Items from an interface collection:
· · · · ·

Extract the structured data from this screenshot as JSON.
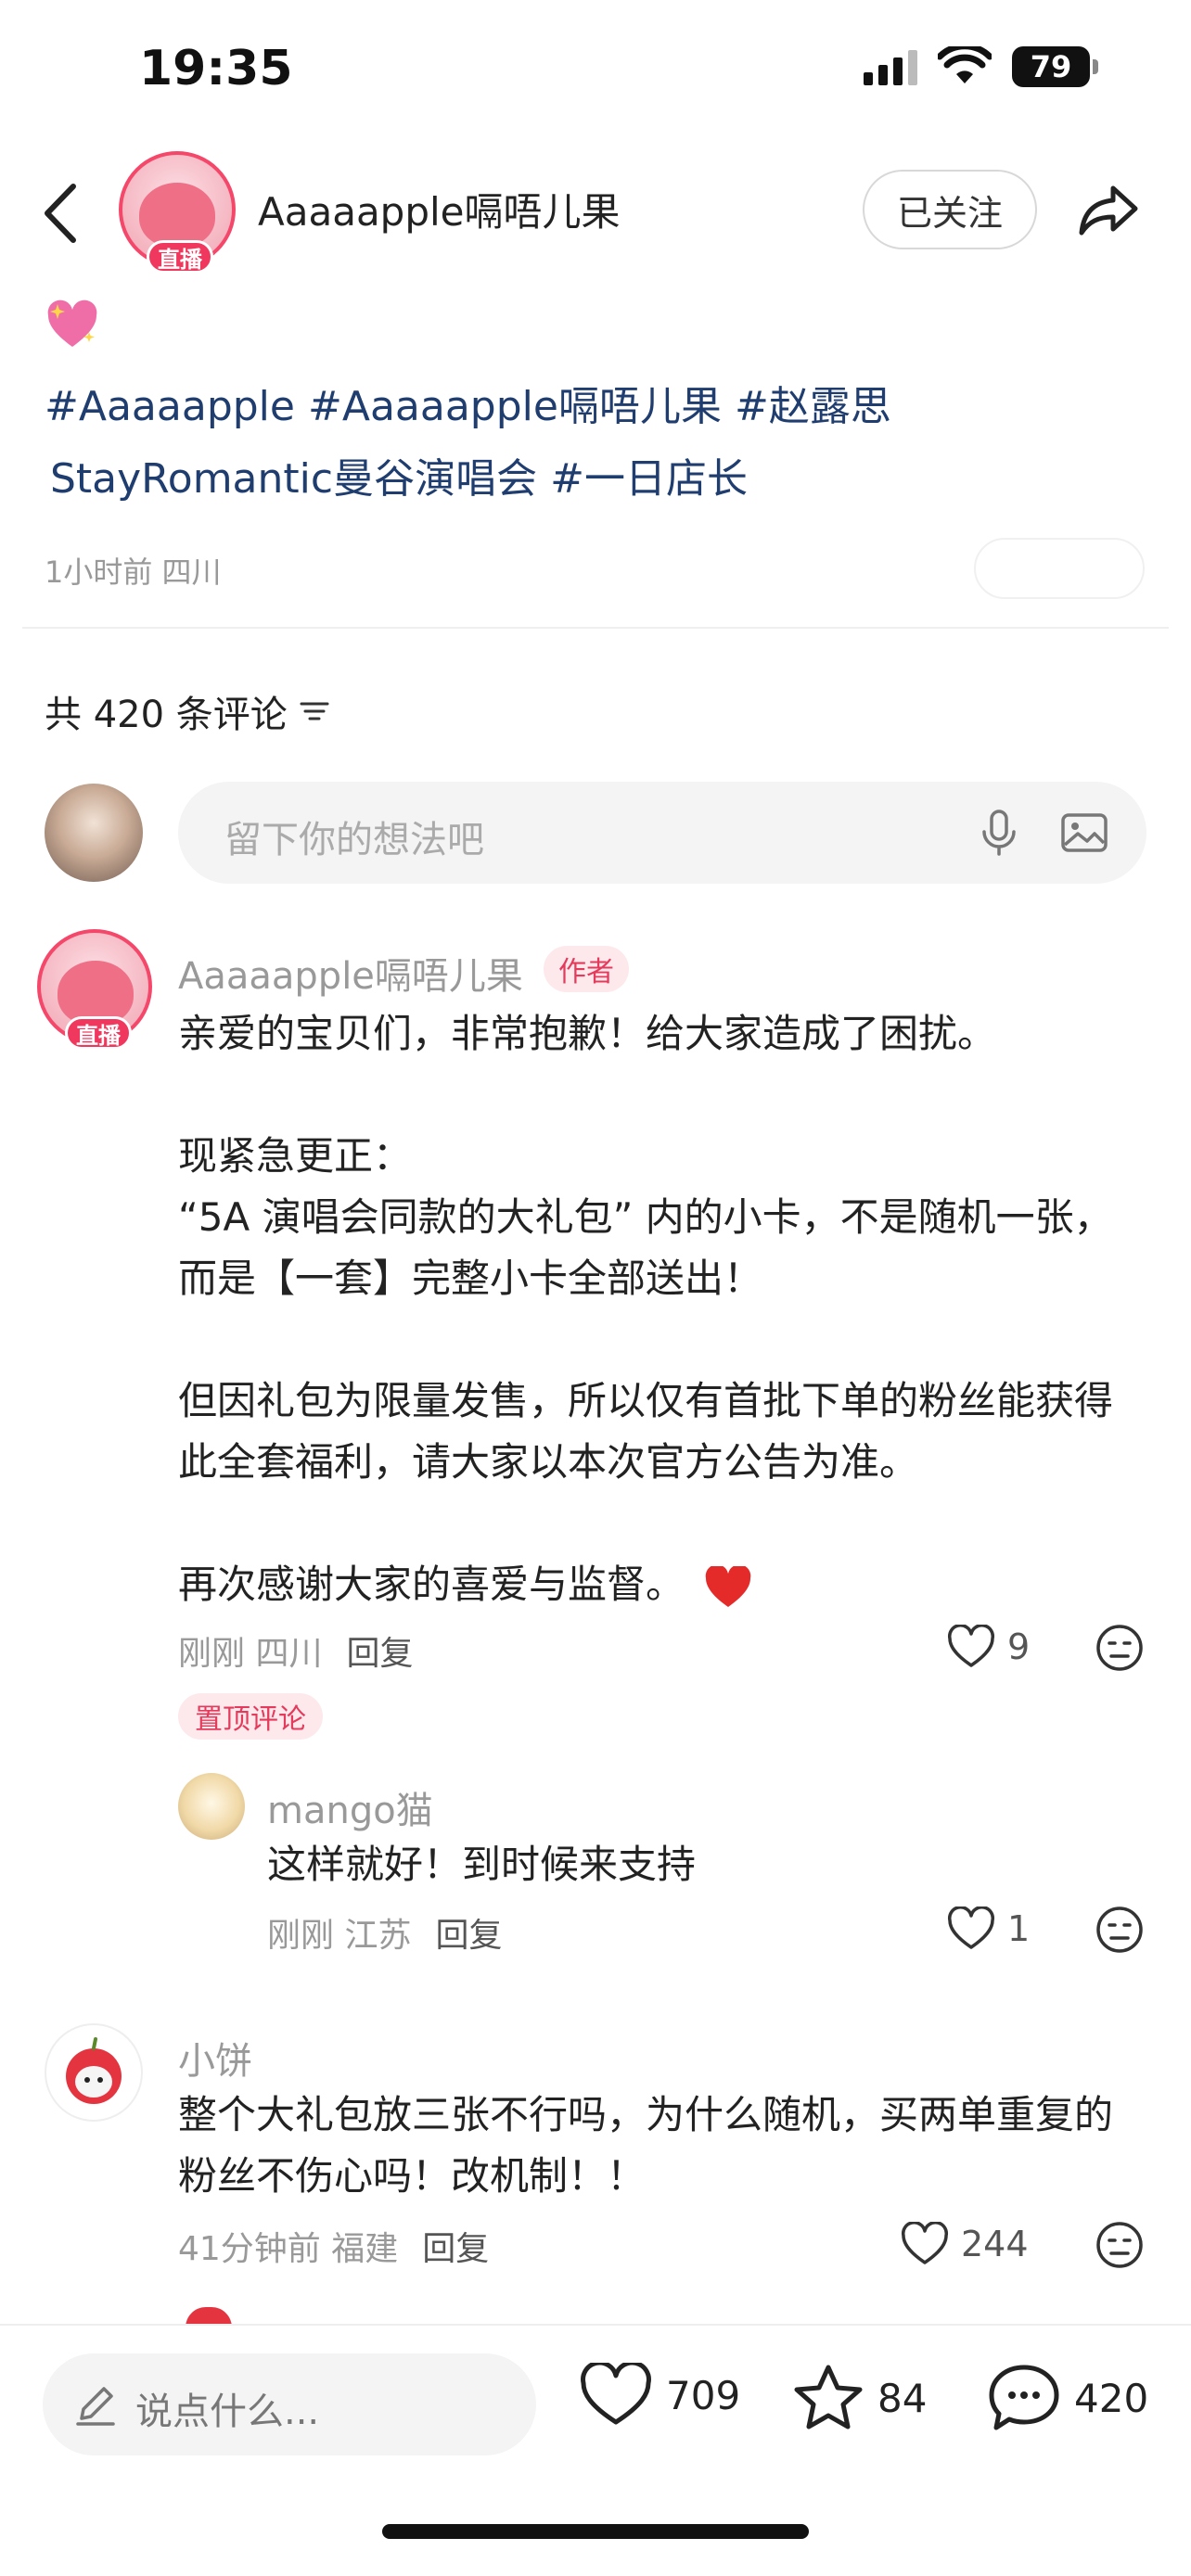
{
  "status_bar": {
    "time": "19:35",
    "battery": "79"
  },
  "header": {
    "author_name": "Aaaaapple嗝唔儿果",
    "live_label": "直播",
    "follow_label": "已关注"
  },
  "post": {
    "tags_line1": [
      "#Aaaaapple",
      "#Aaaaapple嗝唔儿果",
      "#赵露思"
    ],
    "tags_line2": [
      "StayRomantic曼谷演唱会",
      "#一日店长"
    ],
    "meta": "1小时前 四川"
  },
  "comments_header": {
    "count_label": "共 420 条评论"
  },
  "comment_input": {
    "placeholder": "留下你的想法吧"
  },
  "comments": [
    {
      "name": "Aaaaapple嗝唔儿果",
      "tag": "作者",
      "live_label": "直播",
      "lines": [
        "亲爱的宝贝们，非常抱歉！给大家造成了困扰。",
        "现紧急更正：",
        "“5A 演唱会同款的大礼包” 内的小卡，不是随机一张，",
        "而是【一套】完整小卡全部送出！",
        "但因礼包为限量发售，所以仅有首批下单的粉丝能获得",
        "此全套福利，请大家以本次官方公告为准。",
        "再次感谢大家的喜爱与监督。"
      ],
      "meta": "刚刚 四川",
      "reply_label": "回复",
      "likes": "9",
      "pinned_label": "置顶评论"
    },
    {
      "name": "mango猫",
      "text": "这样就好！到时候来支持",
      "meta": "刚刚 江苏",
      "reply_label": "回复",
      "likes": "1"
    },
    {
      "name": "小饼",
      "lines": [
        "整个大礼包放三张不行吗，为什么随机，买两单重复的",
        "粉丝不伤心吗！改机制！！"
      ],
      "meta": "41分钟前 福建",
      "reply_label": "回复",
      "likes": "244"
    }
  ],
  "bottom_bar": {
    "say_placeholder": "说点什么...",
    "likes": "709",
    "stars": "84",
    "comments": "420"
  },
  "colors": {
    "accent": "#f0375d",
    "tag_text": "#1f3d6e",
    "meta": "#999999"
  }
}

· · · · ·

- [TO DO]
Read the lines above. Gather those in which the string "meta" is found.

- [ANSWER AREA]
    "meta": "1小时前 四川"
      "meta": "刚刚 四川",
      "meta": "刚刚 江苏",
      "meta": "41分钟前 福建",
    "meta": "#999999"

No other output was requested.